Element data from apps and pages
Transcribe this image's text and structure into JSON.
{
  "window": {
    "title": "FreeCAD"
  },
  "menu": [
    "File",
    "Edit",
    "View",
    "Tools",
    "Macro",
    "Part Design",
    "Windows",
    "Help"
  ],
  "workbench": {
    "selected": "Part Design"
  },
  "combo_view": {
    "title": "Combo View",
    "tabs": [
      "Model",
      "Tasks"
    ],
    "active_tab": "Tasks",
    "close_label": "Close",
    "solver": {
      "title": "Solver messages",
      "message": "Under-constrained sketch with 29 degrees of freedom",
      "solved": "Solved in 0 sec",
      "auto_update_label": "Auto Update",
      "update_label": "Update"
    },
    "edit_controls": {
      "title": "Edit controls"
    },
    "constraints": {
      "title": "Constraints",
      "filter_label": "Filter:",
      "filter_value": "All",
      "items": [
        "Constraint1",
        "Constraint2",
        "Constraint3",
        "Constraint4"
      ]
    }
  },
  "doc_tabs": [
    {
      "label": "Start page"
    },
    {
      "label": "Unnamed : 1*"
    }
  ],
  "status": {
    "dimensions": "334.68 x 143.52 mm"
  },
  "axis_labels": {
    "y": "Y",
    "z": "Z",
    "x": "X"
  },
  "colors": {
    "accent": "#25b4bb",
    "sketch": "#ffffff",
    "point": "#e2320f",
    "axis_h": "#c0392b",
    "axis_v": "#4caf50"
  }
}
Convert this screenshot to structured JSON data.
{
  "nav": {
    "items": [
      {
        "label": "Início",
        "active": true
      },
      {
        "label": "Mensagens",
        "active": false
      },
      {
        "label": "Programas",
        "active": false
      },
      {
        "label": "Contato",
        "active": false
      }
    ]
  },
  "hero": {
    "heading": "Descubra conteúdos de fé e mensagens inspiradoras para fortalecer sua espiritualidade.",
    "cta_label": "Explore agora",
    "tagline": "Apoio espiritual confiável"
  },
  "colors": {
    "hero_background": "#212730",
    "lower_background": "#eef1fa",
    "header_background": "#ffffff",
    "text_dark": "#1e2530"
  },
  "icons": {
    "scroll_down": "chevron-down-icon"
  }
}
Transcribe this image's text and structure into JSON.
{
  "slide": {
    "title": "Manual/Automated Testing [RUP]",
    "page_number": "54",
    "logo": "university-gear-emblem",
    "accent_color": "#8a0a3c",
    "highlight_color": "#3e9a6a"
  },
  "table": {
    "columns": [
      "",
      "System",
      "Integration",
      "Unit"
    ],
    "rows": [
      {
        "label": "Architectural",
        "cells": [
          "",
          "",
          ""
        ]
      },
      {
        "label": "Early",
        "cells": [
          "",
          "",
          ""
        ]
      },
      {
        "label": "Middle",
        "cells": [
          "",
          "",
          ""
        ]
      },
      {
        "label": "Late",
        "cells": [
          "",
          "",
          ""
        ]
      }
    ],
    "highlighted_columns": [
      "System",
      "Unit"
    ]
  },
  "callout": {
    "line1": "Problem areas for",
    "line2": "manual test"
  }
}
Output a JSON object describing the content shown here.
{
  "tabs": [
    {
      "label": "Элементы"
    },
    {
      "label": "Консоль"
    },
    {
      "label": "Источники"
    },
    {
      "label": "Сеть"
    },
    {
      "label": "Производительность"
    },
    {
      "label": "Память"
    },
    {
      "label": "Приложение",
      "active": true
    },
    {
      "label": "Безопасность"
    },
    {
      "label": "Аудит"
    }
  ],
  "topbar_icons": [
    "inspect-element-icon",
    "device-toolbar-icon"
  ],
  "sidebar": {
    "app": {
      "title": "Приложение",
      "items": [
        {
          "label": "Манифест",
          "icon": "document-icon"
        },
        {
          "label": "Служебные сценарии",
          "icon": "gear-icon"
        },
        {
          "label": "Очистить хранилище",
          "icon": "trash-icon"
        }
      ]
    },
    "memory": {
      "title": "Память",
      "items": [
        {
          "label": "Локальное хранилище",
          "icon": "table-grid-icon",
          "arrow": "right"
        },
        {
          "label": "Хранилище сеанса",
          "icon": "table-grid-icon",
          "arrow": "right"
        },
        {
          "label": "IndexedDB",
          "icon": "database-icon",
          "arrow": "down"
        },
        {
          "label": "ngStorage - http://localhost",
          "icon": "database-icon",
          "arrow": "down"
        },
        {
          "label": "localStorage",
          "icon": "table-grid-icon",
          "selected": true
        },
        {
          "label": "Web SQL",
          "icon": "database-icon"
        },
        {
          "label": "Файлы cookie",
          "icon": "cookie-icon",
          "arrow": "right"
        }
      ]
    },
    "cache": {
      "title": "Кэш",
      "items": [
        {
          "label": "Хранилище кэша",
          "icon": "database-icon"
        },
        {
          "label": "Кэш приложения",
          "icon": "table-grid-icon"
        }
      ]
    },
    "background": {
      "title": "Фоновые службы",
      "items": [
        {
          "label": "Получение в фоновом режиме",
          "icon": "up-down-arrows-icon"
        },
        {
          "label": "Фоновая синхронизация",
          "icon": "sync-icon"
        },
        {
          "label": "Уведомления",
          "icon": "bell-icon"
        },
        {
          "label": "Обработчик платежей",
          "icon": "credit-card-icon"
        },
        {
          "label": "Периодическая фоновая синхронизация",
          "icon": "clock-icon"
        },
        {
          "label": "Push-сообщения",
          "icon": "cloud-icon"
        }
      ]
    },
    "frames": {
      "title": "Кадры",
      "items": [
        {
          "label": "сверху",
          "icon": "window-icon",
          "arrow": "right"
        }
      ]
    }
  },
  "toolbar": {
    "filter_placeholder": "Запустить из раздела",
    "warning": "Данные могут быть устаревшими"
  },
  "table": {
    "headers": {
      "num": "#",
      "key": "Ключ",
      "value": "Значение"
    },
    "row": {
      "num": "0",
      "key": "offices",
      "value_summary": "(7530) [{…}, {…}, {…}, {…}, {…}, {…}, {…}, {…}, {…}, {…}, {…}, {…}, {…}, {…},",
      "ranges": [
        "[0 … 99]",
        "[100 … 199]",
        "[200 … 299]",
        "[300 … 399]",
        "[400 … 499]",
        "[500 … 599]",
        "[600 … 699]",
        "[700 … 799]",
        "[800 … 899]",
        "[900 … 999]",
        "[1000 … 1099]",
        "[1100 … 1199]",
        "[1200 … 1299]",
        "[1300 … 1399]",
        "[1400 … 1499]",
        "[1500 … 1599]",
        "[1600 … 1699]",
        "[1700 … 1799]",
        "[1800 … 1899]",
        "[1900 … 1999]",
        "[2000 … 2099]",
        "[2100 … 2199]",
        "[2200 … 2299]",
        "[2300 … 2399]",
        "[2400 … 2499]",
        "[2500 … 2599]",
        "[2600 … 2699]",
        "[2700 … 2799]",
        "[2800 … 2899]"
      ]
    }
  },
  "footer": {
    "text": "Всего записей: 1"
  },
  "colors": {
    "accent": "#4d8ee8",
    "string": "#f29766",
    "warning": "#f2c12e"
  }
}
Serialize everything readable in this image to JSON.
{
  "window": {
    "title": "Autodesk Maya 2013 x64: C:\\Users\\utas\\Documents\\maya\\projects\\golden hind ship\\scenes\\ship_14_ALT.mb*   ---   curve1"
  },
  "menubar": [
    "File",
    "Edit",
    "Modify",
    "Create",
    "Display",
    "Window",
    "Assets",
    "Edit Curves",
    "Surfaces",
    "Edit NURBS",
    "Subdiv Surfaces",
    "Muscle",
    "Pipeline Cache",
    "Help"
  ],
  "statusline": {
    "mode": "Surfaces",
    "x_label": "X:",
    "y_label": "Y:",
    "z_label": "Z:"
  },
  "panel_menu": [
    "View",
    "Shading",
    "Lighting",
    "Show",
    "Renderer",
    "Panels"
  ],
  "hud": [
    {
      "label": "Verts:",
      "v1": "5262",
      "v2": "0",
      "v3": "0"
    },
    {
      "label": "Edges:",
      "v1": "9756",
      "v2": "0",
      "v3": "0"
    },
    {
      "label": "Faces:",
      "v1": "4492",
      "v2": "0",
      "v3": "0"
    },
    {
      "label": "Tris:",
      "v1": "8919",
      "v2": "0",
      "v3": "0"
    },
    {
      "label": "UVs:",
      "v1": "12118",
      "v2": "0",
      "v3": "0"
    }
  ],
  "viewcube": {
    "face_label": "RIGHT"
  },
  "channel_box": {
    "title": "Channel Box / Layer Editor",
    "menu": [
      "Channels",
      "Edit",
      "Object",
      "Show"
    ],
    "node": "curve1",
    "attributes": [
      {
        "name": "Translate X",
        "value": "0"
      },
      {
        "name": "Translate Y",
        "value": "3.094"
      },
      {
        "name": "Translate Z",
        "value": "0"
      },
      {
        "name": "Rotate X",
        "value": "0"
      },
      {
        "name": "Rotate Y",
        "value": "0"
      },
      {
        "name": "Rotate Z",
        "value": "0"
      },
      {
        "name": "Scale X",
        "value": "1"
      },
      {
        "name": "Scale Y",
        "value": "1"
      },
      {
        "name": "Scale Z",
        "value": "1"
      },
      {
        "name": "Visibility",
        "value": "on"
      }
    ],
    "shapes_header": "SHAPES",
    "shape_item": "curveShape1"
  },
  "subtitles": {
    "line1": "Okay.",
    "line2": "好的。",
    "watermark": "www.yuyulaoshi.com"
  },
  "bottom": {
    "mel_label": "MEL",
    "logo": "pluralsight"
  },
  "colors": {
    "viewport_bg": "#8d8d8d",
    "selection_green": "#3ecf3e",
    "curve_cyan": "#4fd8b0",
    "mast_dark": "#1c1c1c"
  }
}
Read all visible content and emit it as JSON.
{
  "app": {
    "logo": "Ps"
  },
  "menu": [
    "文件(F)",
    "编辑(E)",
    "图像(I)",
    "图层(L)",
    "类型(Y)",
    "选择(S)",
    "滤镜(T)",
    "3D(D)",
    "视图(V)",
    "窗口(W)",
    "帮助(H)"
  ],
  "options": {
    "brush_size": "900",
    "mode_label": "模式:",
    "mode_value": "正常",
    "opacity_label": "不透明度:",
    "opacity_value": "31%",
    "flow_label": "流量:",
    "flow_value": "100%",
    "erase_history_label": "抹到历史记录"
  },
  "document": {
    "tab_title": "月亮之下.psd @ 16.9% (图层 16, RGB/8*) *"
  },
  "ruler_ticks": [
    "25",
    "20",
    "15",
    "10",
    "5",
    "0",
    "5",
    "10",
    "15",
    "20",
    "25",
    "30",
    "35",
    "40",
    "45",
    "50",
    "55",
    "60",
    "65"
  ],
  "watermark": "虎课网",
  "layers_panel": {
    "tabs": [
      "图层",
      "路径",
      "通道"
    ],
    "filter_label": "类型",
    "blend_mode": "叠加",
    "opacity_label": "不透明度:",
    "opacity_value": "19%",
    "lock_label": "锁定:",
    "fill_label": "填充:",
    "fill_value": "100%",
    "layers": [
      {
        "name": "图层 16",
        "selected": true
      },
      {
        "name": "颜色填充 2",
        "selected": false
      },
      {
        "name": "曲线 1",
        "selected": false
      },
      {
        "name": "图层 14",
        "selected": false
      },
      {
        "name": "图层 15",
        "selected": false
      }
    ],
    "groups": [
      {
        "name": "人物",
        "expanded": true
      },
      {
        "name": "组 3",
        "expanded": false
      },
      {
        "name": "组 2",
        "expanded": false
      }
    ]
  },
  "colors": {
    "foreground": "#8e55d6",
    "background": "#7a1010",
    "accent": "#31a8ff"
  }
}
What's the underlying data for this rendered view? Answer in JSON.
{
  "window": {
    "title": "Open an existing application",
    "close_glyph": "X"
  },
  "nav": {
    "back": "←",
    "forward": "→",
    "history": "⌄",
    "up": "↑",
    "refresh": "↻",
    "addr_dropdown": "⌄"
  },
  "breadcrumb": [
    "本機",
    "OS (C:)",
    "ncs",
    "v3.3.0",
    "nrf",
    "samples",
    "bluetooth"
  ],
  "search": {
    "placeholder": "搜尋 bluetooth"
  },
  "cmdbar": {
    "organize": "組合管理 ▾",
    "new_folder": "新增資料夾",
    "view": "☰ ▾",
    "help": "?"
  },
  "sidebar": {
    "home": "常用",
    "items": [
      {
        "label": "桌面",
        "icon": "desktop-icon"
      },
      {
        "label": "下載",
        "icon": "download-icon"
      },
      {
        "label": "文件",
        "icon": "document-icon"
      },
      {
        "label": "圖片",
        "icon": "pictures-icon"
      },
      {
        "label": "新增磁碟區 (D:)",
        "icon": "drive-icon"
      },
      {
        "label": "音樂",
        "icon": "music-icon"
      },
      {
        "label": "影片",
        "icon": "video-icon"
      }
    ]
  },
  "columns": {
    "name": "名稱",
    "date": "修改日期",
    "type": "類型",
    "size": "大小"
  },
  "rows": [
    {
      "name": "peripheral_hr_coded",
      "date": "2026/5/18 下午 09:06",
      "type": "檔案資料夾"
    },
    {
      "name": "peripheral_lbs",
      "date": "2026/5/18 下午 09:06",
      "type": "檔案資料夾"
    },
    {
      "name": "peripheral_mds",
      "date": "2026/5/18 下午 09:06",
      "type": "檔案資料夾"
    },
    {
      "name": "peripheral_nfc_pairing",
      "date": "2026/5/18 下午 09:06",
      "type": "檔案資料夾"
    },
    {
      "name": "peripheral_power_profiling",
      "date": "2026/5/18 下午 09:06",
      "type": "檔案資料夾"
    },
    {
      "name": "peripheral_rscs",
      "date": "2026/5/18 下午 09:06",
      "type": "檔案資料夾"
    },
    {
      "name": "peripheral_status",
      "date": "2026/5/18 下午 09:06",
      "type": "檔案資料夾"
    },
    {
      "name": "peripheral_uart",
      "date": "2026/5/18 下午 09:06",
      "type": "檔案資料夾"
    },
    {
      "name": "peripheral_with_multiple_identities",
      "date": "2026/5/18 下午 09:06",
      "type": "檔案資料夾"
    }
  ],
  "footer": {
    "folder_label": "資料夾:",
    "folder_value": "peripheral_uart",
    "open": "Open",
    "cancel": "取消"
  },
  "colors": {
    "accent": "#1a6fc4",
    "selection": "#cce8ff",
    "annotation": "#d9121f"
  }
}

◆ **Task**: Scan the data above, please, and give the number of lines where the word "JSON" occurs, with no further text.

◆ **Answer to this exercise**: 7